§ Listed records

+ + + + + + +

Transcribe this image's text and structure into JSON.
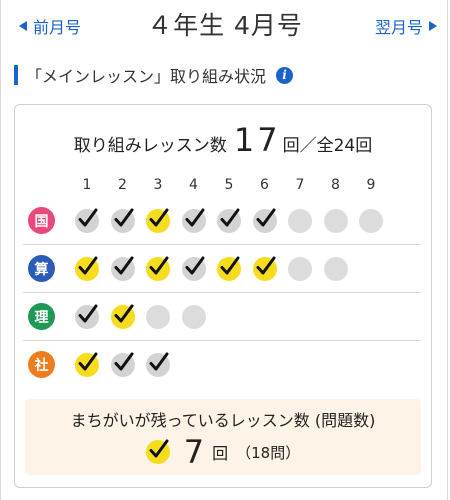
{
  "header": {
    "prev_label": "前月号",
    "title": "４年生 4月号",
    "next_label": "翌月号"
  },
  "section": {
    "title": "「メインレッスン」取り組み状況",
    "info_icon": "i"
  },
  "summary": {
    "label": "取り組みレッスン数",
    "count": "17",
    "unit": "回",
    "separator": "／",
    "total": "全24回"
  },
  "lesson_numbers": [
    "1",
    "2",
    "3",
    "4",
    "5",
    "6",
    "7",
    "8",
    "9"
  ],
  "legend_states": {
    "perfect": "yellow circle with check",
    "done": "gray circle with check",
    "empty": "gray circle"
  },
  "subjects": [
    {
      "label": "国",
      "color": "#e8487a",
      "lessons": [
        "done",
        "done",
        "perfect",
        "done",
        "done",
        "done",
        "empty",
        "empty",
        "empty"
      ]
    },
    {
      "label": "算",
      "color": "#2b5cb8",
      "lessons": [
        "perfect",
        "done",
        "perfect",
        "done",
        "perfect",
        "perfect",
        "empty",
        "empty"
      ]
    },
    {
      "label": "理",
      "color": "#1e9a55",
      "lessons": [
        "done",
        "perfect",
        "empty",
        "empty"
      ]
    },
    {
      "label": "社",
      "color": "#ee7d1e",
      "lessons": [
        "perfect",
        "done",
        "done"
      ]
    }
  ],
  "mistakes": {
    "title": "まちがいが残っているレッスン数 (問題数)",
    "count": "7",
    "unit": "回",
    "questions": "（18問）"
  },
  "colors": {
    "accent_blue": "#1a63c9",
    "perfect_yellow": "#f5dd1d",
    "done_gray": "#d3d3d3",
    "empty_gray": "#dcdcdc",
    "mistakes_bg": "#fdf3e6"
  }
}
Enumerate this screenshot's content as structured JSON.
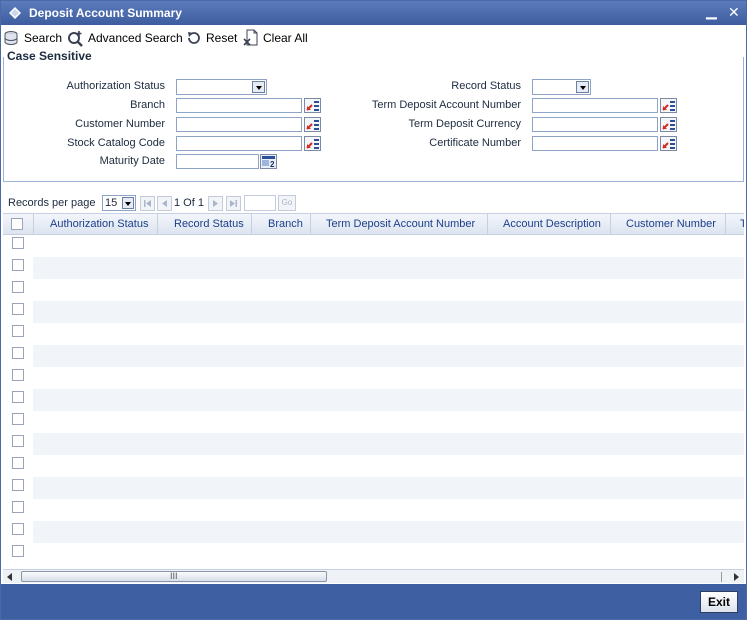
{
  "window": {
    "title": "Deposit Account Summary"
  },
  "toolbar": {
    "search": "Search",
    "advanced_search": "Advanced Search",
    "reset": "Reset",
    "clear_all": "Clear All"
  },
  "criteria": {
    "section_label": "Case Sensitive",
    "authorization_status": "Authorization Status",
    "record_status": "Record Status",
    "branch": "Branch",
    "term_deposit_account_number": "Term Deposit Account Number",
    "customer_number": "Customer Number",
    "term_deposit_currency": "Term Deposit Currency",
    "stock_catalog_code": "Stock Catalog Code",
    "certificate_number": "Certificate Number",
    "maturity_date": "Maturity Date"
  },
  "pager": {
    "records_per_page_label": "Records per page",
    "records_per_page": "15",
    "page_info": "1 Of 1",
    "go": "Go"
  },
  "grid": {
    "columns": [
      "Authorization Status",
      "Record Status",
      "Branch",
      "Term Deposit Account Number",
      "Account Description",
      "Customer Number",
      "T"
    ]
  },
  "scrollbar": {
    "grip": "III"
  },
  "footer": {
    "exit": "Exit"
  },
  "colors": {
    "title_bar": "#4a6aab",
    "footer": "#3f5fa3",
    "header_text": "#1c3f8a"
  }
}
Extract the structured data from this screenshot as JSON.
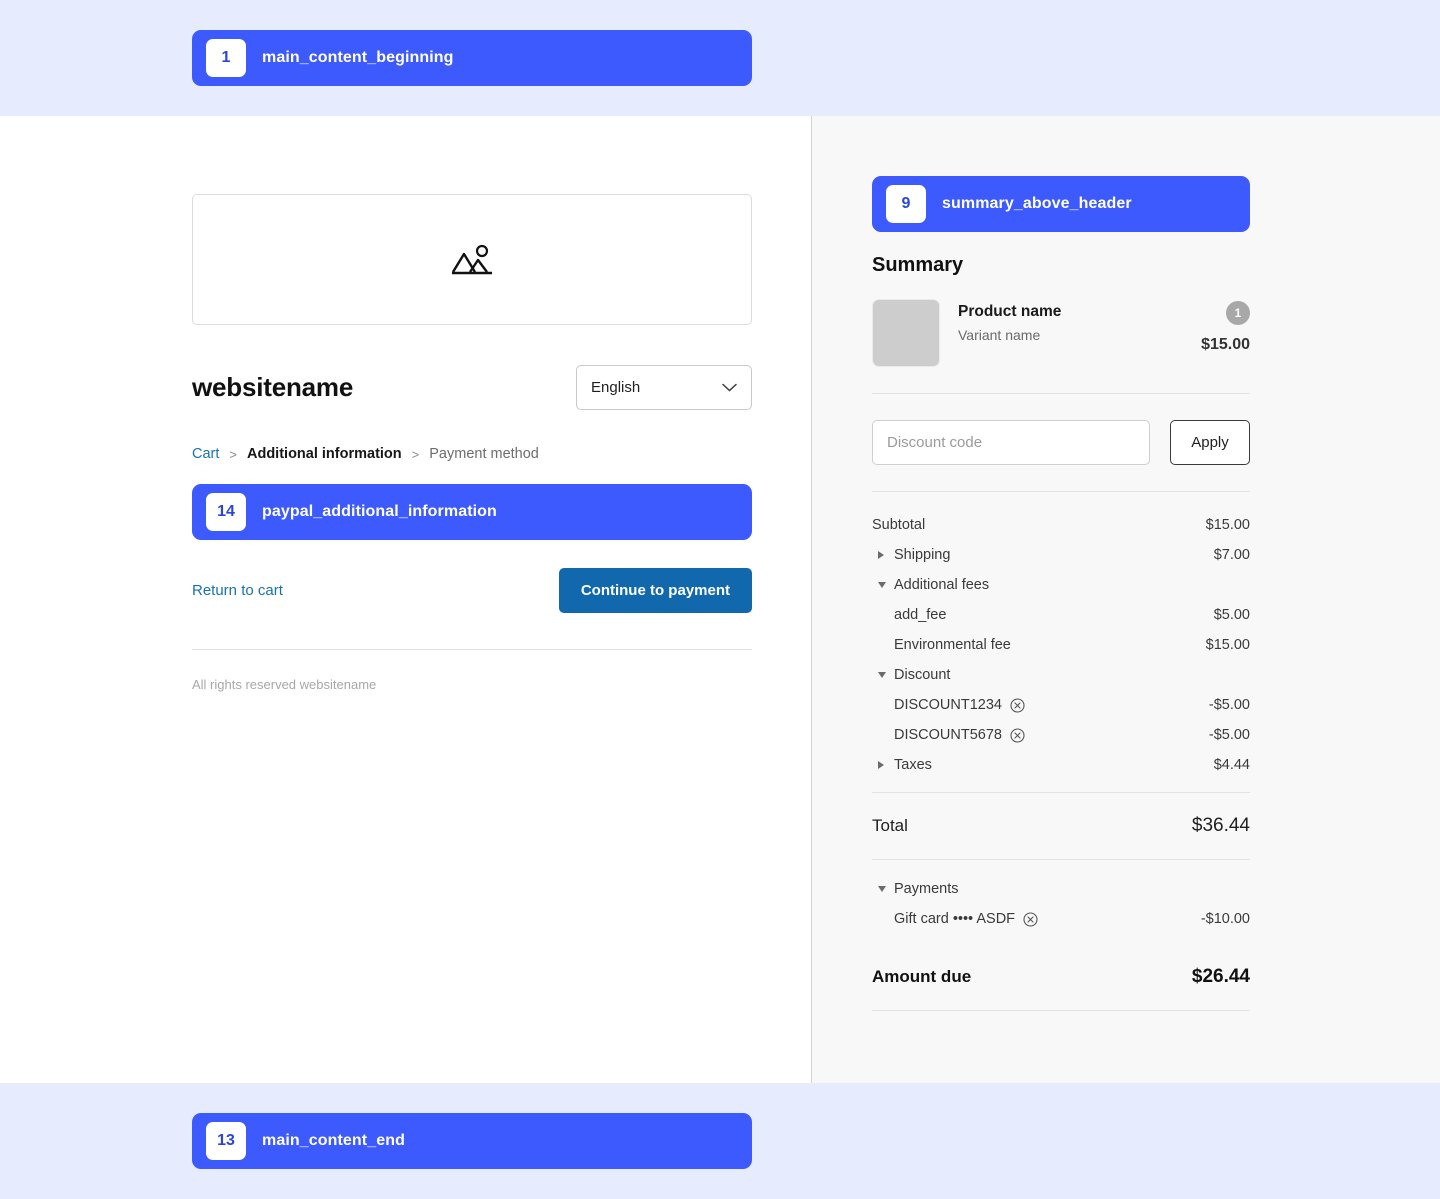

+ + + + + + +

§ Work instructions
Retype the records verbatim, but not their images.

§ Result of this exercise
Transcribe this image's text and structure into JSON.
{
  "header": {
    "prev_label": "前月号",
    "title": "４年生 4月号",
    "next_label": "翌月号"
  },
  "section": {
    "title": "「メインレッスン」取り組み状況",
    "info_icon": "i"
  },
  "summary": {
    "label": "取り組みレッスン数",
    "count": "17",
    "unit": "回",
    "separator": "／",
    "total": "全24回"
  },
  "lesson_numbers": [
    "1",
    "2",
    "3",
    "4",
    "5",
    "6",
    "7",
    "8",
    "9"
  ],
  "legend_states": {
    "perfect": "yellow circle with check",
    "done": "gray circle with check",
    "empty": "gray circle"
  },
  "subjects": [
    {
      "label": "国",
      "color": "#e8487a",
      "lessons": [
        "done",
        "done",
        "perfect",
        "done",
        "done",
        "done",
        "empty",
        "empty",
        "empty"
      ]
    },
    {
      "label": "算",
      "color": "#2b5cb8",
      "lessons": [
        "perfect",
        "done",
        "perfect",
        "done",
        "perfect",
        "perfect",
        "empty",
        "empty"
      ]
    },
    {
      "label": "理",
      "color": "#1e9a55",
      "lessons": [
        "done",
        "perfect",
        "empty",
        "empty"
      ]
    },
    {
      "label": "社",
      "color": "#ee7d1e",
      "lessons": [
        "perfect",
        "done",
        "done"
      ]
    }
  ],
  "mistakes": {
    "title": "まちがいが残っているレッスン数 (問題数)",
    "count": "7",
    "unit": "回",
    "questions": "（18問）"
  },
  "colors": {
    "accent_blue": "#1a63c9",
    "perfect_yellow": "#f5dd1d",
    "done_gray": "#d3d3d3",
    "empty_gray": "#dcdcdc",
    "mistakes_bg": "#fdf3e6"
  }
}
Enumerate this screenshot's content as structured JSON.
{
  "window": {
    "title": "Deposit Account Summary"
  },
  "toolbar": {
    "search": "Search",
    "advanced_search": "Advanced Search",
    "reset": "Reset",
    "clear_all": "Clear All"
  },
  "criteria": {
    "section_label": "Case Sensitive",
    "authorization_status": "Authorization Status",
    "record_status": "Record Status",
    "branch": "Branch",
    "term_deposit_account_number": "Term Deposit Account Number",
    "customer_number": "Customer Number",
    "term_deposit_currency": "Term Deposit Currency",
    "stock_catalog_code": "Stock Catalog Code",
    "certificate_number": "Certificate Number",
    "maturity_date": "Maturity Date"
  },
  "pager": {
    "records_per_page_label": "Records per page",
    "records_per_page": "15",
    "page_info": "1 Of 1",
    "go": "Go"
  },
  "grid": {
    "columns": [
      "Authorization Status",
      "Record Status",
      "Branch",
      "Term Deposit Account Number",
      "Account Description",
      "Customer Number",
      "T"
    ]
  },
  "scrollbar": {
    "grip": "III"
  },
  "footer": {
    "exit": "Exit"
  },
  "colors": {
    "title_bar": "#4a6aab",
    "footer": "#3f5fa3",
    "header_text": "#1c3f8a"
  }
}
Extract the structured data from this screenshot as JSON.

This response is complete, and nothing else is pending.